And the vineyards. The descriptions of the vineyards they visit, of the wine-making techniques and of the different types of wines from the different regions are in themselves worthy of classifying this book as a travelogue for aspiring world travelers. The author manages to capture the spirit of the people who have been doing this for centuries and translate it seamlessly into the web of her narrative. One should read the book just for the wonderful descriptions of the locales and the wine-making industry in Italy. It seems a bit unfair and restrictive to classify it as Chick-lit when it is so much more. A travelogue, an Indian story, a romance and women’s lit all rolled into one.
I like the author’s crisp narrative style and the lack of pretentiousness in the story. She has refused to succumb to the ‘template’ of a novel for young Indian adults, without the addition of the unnecessary ‘obligatory’ characters and has given us a story that is as whimsical as a fairy tale but is also something that can plausibly happen to a middle-class Indian girl. Arya’s character is that of a likable, serious person with a dreamer hidden inside. She is a bit too sensitive and easily overwhelmed at times, but then being a pampered child will do that to you I guess. The author has the freshness of the early Sophie Kinsella books when she was writing as Madeline Wickham and I hope she manages to retain it in the next ventures she undertakes.
Stop : Spoiler Ahead

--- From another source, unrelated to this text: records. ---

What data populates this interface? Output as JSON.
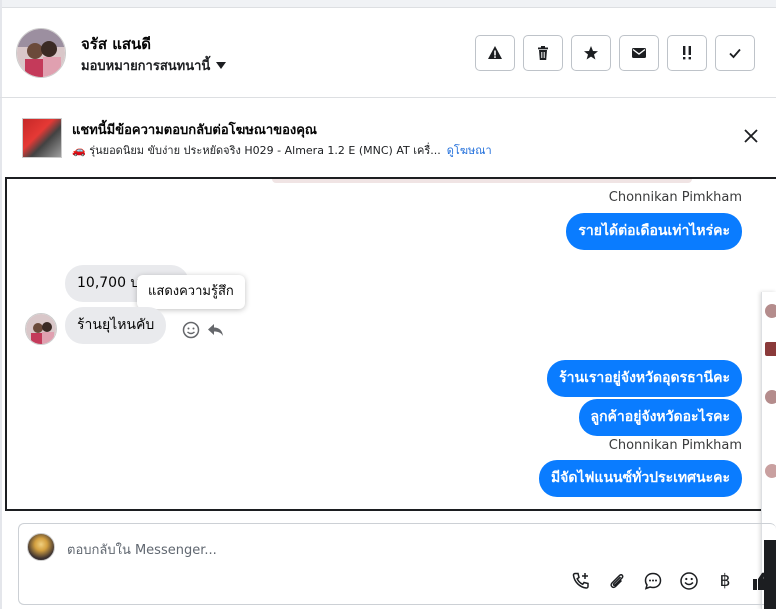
{
  "contact": {
    "name": "จรัส แสนดี",
    "assign_label": "มอบหมายการสนทนานี้"
  },
  "header_actions": [
    {
      "name": "report-spam-button",
      "icon": "warning-icon"
    },
    {
      "name": "delete-button",
      "icon": "trash-icon"
    },
    {
      "name": "star-button",
      "icon": "star-icon"
    },
    {
      "name": "mark-unread-button",
      "icon": "envelope-icon"
    },
    {
      "name": "follow-up-button",
      "icon": "exclamation-icon"
    },
    {
      "name": "mark-done-button",
      "icon": "check-icon"
    }
  ],
  "ad": {
    "title": "แชทนี้มีข้อความตอบกลับต่อโฆษณาของคุณ",
    "subtitle": "🚗 รุ่นยอดนิยม ขับง่าย ประหยัดจริง H029 - Almera 1.2 E (MNC) AT เครื่...",
    "link": "ดูโฆษณา"
  },
  "messages": {
    "sender_1": "Chonnikan Pimkham",
    "out_1": "รายได้ต่อเดือนเท่าไหร่คะ",
    "in_1": "10,700 บาท",
    "in_2": "ร้านยุไหนคับ",
    "tooltip": "แสดงความรู้สึก",
    "out_2": "ร้านเราอยู่จังหวัดอุดรธานีคะ",
    "out_3": "ลูกค้าอยู่จังหวัดอะไรคะ",
    "sender_2": "Chonnikan Pimkham",
    "out_4": "มีจัดไฟแนนซ์ทั่วประเทศนะคะ"
  },
  "composer": {
    "placeholder": "ตอบกลับใน Messenger...",
    "tools": [
      "phone-plus-icon",
      "paperclip-icon",
      "chat-bubble-icon",
      "smiley-icon",
      "baht-icon",
      "thumbs-up-icon"
    ],
    "baht_symbol": "฿"
  },
  "colors": {
    "outgoing_bubble": "#0a7cff",
    "incoming_bubble": "#e9eaed",
    "link": "#216fdb"
  }
}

Ishaan is the ‘other’ man she falls for. I can’t quite make up my mind about him. He comes from a very privileged background and is given to expecting most people to toady up to him. He has just opened up a new business and is working hard to get it off the ground and is extremely passionate about it. But, apart from his physical beauty, I thought he was least interested in anyone else except for his work. I never felt his passion for wines translate into one for Arya. I sincerely hope he turns out to be a crush, a monumental one no doubt, but just a crush for Arya. I felt her deep connection to Karthik all through the book and although I understand the attraction to a handsome, troubled-looking young man, I am praying that she doesn’t end up with him and truly thank the author for giving me that loophole of hope at the end. Most people would never agree with me, and I apologize, but that’s that.